Sage advice, from someone only 14-years-old, and three deployment experiences under her belt.

As the Month of the Military Child reaches its mid-way point, Cortney Welch and her 10-year-old brother Dylan, reflect upon what life was like when their father, now retired Chief Warrant Officer 3 Ron Welch, formerly a missile maintenance technician with the 3rd Infantry Division, went off on deployments or military exercises that took him away from home.

"I felt lonely when he was gone," said Dylan. "There was no one to play with."

Though she understands, Cortney felt he missed out on a lot of their sport activities.

For the both of them, the void was filled by maintaining friendships and keeping in touch with Ron, all the while knowing that he would return soon.

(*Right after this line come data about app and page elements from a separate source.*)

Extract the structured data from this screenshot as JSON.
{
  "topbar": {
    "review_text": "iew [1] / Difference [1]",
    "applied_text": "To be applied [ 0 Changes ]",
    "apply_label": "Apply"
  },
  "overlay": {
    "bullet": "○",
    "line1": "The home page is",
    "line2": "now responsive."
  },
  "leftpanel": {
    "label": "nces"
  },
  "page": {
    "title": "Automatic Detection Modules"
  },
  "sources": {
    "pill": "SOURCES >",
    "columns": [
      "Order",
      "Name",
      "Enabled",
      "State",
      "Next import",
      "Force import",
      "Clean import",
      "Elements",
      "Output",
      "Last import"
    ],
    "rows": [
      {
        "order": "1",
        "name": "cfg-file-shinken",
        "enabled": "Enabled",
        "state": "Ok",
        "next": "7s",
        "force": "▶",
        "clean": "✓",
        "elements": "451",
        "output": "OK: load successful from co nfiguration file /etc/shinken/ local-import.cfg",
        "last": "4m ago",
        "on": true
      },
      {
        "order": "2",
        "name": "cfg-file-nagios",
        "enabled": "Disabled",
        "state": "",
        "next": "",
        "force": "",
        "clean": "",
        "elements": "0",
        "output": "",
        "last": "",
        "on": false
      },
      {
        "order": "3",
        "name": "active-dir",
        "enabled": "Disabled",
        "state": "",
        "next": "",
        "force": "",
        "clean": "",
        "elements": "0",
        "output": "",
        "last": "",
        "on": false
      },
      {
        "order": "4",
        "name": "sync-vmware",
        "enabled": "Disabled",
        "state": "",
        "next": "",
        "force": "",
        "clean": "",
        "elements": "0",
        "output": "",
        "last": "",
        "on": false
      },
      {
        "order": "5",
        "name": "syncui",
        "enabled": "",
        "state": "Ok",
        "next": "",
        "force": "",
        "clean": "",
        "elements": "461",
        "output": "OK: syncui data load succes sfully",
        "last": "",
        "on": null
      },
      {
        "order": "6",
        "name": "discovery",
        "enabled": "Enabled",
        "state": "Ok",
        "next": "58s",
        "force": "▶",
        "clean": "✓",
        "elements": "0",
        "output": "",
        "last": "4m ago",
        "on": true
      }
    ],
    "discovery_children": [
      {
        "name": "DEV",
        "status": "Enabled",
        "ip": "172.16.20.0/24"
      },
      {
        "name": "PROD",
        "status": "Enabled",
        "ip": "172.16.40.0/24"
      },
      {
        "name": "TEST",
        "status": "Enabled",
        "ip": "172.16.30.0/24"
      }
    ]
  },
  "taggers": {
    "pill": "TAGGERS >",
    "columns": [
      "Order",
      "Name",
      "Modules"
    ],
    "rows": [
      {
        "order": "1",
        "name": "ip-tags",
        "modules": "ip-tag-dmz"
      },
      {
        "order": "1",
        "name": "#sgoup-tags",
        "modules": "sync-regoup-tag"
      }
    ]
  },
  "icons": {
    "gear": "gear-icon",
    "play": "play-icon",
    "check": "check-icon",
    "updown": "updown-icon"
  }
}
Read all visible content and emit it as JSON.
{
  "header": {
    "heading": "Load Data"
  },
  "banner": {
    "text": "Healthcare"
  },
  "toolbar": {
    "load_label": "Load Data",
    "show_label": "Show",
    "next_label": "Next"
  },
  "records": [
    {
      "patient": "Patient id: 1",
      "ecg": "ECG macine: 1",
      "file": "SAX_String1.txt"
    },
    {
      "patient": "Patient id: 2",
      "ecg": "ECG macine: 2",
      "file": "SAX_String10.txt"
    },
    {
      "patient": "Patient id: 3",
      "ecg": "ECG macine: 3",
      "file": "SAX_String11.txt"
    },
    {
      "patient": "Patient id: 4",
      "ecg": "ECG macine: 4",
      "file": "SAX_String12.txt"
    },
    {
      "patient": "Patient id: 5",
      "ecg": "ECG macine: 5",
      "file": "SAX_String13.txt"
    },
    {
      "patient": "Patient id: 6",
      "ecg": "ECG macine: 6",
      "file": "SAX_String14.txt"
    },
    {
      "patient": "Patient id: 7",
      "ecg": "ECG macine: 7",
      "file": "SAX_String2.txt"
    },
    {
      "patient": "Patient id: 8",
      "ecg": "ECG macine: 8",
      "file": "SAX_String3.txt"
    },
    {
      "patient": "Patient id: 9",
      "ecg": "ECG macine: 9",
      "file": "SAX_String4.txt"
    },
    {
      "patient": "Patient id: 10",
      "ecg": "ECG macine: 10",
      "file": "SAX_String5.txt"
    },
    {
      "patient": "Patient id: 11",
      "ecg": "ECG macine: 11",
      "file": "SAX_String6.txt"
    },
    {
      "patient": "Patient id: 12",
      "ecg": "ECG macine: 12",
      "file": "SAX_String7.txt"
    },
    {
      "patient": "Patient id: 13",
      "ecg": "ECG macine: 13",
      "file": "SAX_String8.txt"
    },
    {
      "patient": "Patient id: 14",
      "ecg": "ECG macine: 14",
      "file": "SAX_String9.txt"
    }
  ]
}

Cortney and Dylan are able to now share what were their fears at the time; fears that many military children face when their parents go out on a deployment, to far-away lands where they hear on the news or through conversation the dangers their parents may have to come into contact.

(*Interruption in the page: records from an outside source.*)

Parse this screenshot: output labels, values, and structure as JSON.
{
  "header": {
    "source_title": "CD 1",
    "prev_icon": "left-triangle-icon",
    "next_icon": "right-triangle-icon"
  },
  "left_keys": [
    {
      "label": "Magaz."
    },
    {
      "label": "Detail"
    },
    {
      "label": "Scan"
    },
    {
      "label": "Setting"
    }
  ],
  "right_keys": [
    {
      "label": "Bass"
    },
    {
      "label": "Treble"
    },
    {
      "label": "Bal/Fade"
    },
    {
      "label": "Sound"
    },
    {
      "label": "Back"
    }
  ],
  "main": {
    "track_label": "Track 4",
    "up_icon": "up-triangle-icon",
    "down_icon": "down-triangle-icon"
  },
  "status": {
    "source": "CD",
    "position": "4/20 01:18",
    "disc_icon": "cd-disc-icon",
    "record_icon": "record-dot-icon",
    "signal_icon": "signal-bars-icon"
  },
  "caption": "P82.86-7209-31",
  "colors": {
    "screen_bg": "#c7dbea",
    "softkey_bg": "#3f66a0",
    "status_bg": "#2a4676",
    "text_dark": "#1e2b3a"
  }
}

"I was afraid he would be taken as a hostage," said Dylan.

Cortney expressed a fear of her dad getting injured.

Now that Ron is retired, Dylan and Cortney both relish each and every moment they get to spend with him. Though he has his own peers, Dylan is glad to have his dad back around to play basketball, video games, and hunting.

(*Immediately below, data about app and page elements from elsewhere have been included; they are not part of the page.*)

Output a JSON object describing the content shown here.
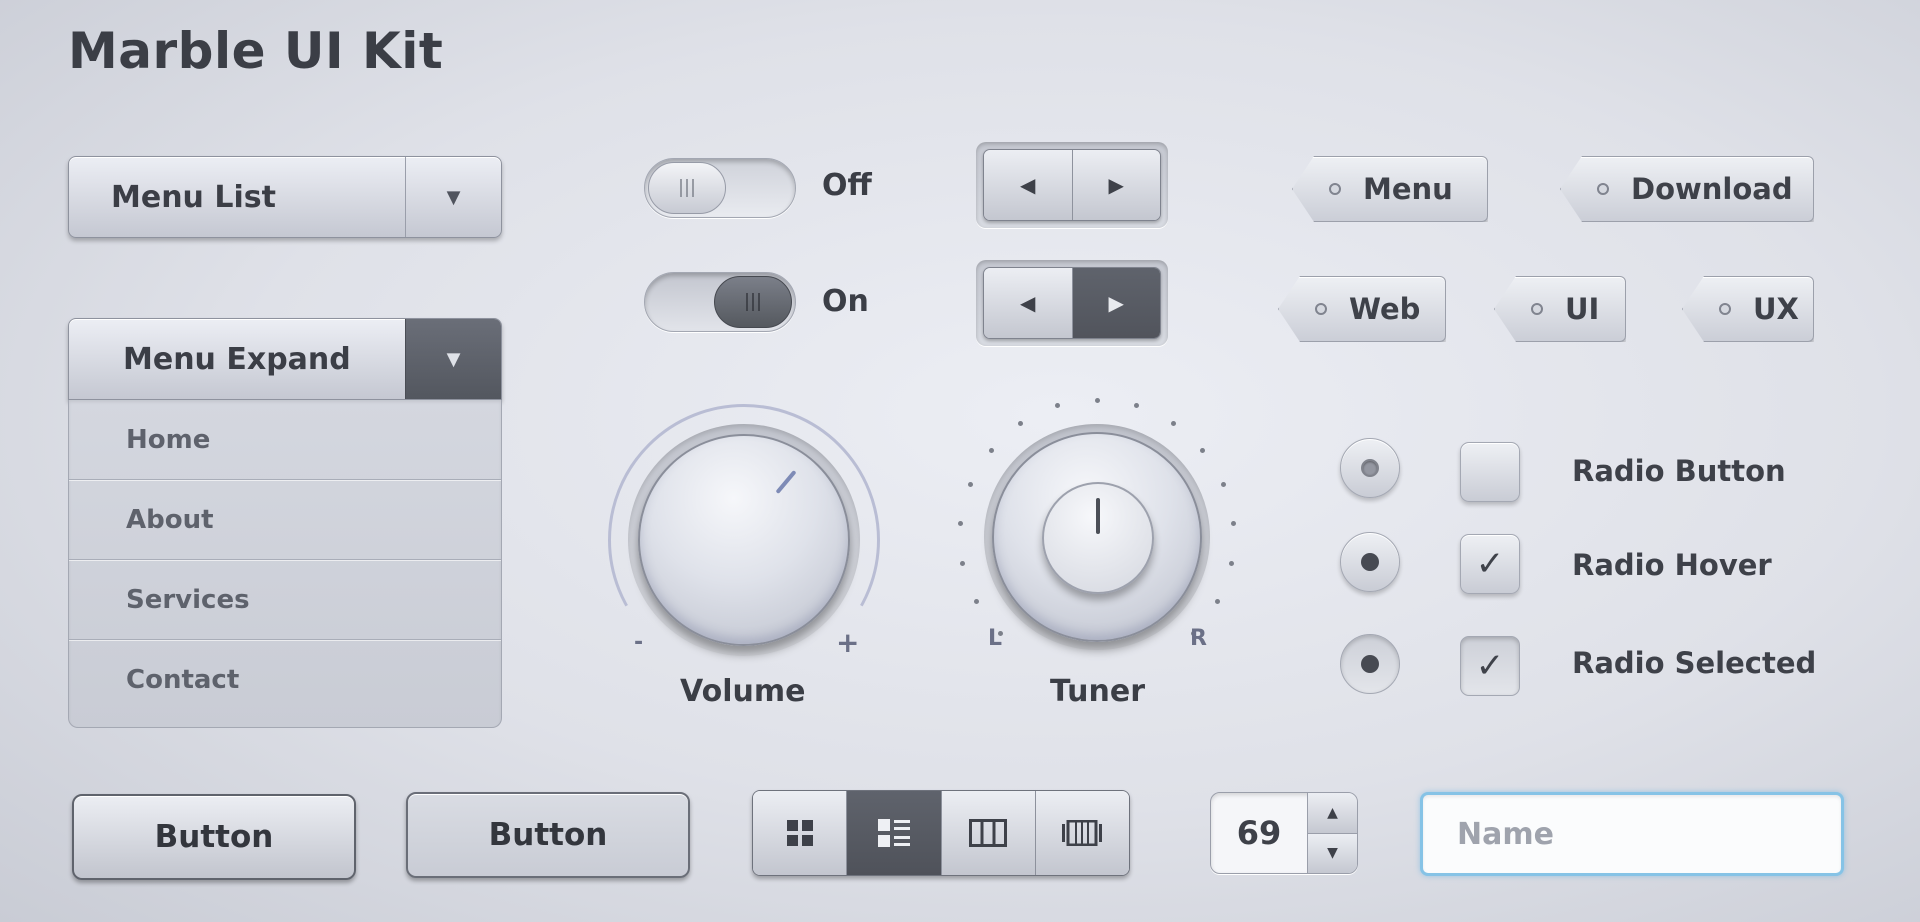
{
  "title": "Marble UI Kit",
  "dropdowns": {
    "list": {
      "label": "Menu List",
      "arrow": "▼"
    },
    "expand": {
      "label": "Menu Expand",
      "arrow": "▼"
    }
  },
  "menu_items": [
    "Home",
    "About",
    "Services",
    "Contact"
  ],
  "toggles": [
    {
      "label": "Off",
      "state": "off"
    },
    {
      "label": "On",
      "state": "on"
    }
  ],
  "arrow_buttons": {
    "prev": "◀",
    "next": "▶"
  },
  "tags": [
    "Menu",
    "Download",
    "Web",
    "UI",
    "UX"
  ],
  "knobs": {
    "volume": {
      "label": "Volume",
      "minus": "-",
      "plus": "+"
    },
    "tuner": {
      "label": "Tuner",
      "left": "L",
      "right": "R"
    }
  },
  "radio_rows": [
    {
      "label": "Radio Button",
      "checked": false
    },
    {
      "label": "Radio Hover",
      "checked": true
    },
    {
      "label": "Radio Selected",
      "checked": true
    }
  ],
  "check_mark": "✓",
  "buttons": [
    "Button",
    "Button"
  ],
  "view_options": [
    "grid-view",
    "list-view",
    "column-view",
    "filmstrip-view"
  ],
  "stepper": {
    "value": "69",
    "up": "▲",
    "down": "▼"
  },
  "name_input": {
    "placeholder": "Name",
    "value": ""
  },
  "colors": {
    "accent_focus": "#86c3e6",
    "active_dark": "#55595f",
    "text": "#3b3e46"
  }
}
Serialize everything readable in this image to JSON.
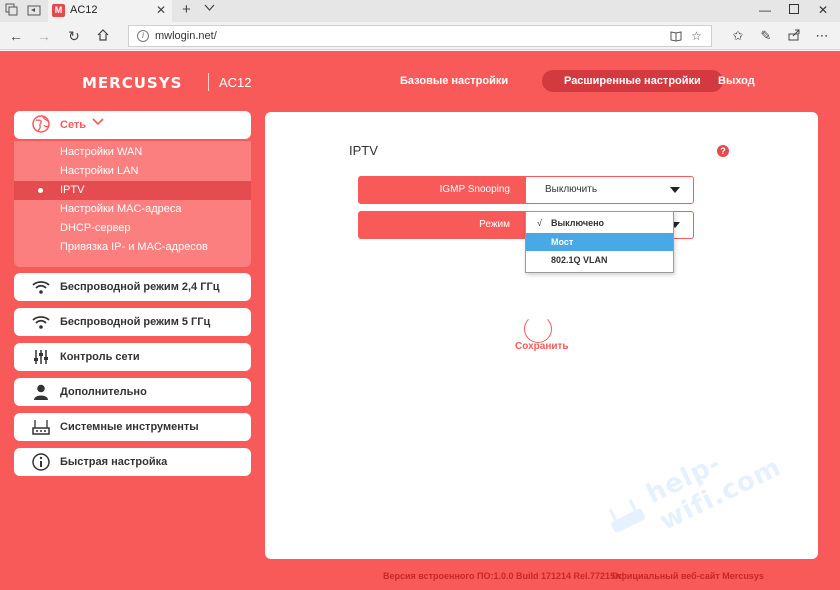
{
  "browser": {
    "tab_title": "AC12",
    "tab_favicon": "M",
    "url": "mwlogin.net/"
  },
  "router": {
    "logo": "MERCUSYS",
    "model": "AC12",
    "top_nav": [
      "Базовые настройки",
      "Расширенные настройки",
      "Выход"
    ],
    "sidebar": {
      "expanded_label": "Сеть",
      "sub_items": [
        "Настройки WAN",
        "Настройки LAN",
        "IPTV",
        "Настройки MAC-адреса",
        "DHCP-сервер",
        "Привязка IP- и MAC-адресов"
      ],
      "sections": [
        "Беспроводной режим 2,4 ГГц",
        "Беспроводной режим 5 ГГц",
        "Контроль сети",
        "Дополнительно",
        "Системные инструменты",
        "Быстрая настройка"
      ]
    },
    "panel": {
      "title": "IPTV",
      "help_glyph": "?",
      "igmp_label": "IGMP Snooping",
      "igmp_value": "Выключить",
      "mode_label": "Режим",
      "mode_options": [
        "Выключено",
        "Мост",
        "802.1Q VLAN"
      ],
      "check_mark": "√",
      "save": "Сохранить"
    },
    "footer": {
      "firmware": "Версия встроенного ПО:1.0.0 Build 171214 Rel.77215n",
      "site": "Официальный веб-сайт Mercusys"
    }
  },
  "watermark": "help-wifi.com",
  "colors": {
    "brand": "#f85a5a",
    "active_nav": "#d23a40",
    "submenu": "#fb7f7f",
    "highlight": "#4aa8e6"
  }
}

With her intense interest in soccer, Cortney enjoys practicing the sport and going fishing with her dad.

Their hobbies are typical of most children their ages also. Cortney enjoys watching movies and going to the Corkan Family Fun Center on Fort Stewart to skate with friends. And of course the love of the game of soccer, where she is #24 on the State Championship Team, the Hinesville Gators. Ramona Welch, their mother, who is a Directorate of Public Works housing referral assistant, said that Cortney has been playing soccer since she was 2-years-old.

Dylan's hobby is that of collecting shoes, especially those with the Jordan brand. "I like to go to show stores and look at Jordan's; I own four pair now." In addition to basketball interests, he enjoys chatting with friends and playing video games.

They each have individual scholastic interests. "My favorite subject is math, above all the others," said Dylan, who attends Joseph Martin Elementary School. "I seem to get more answers right in that class than any others. Plus math just seems easy to me."

Having a flair towards cultural interests, Cortney enjoys Social Studies at Midway Middle School. "I like reading about the history and culture of other places," she said.

Though their goals are suspected to change before their high school graduation, Dylan is leaning towards following in his dad's footsteps by joining the U.S. Army. Cortney seems to be pretty set on becoming a nurse.

During her husband's absence, Ramona would wear not only the 'hat' of mommy, but also that of teacher and comforter to her children.

"It actually helped me to have children, and focus on their activities, by keeping them busy," said Ramona. "It was important for them not to see me upset or sad over items heard in the news or on the street. In the end, I felt proud, knowing what I could do."

For those single parent households, Ramona wants them to "keep the faith, make plans for the return of their loved one, and start your countdown."

Cortney and Dylan will always share a bond of those in the club of the military child. Many of their friends have a current or prior military connection, and they have noted some of the emotions when their friends' parent has left.

They both want other children to know that it may seem like a long time, but if they stay busy, and keep in touch, before they know it, their parent will be back really soon.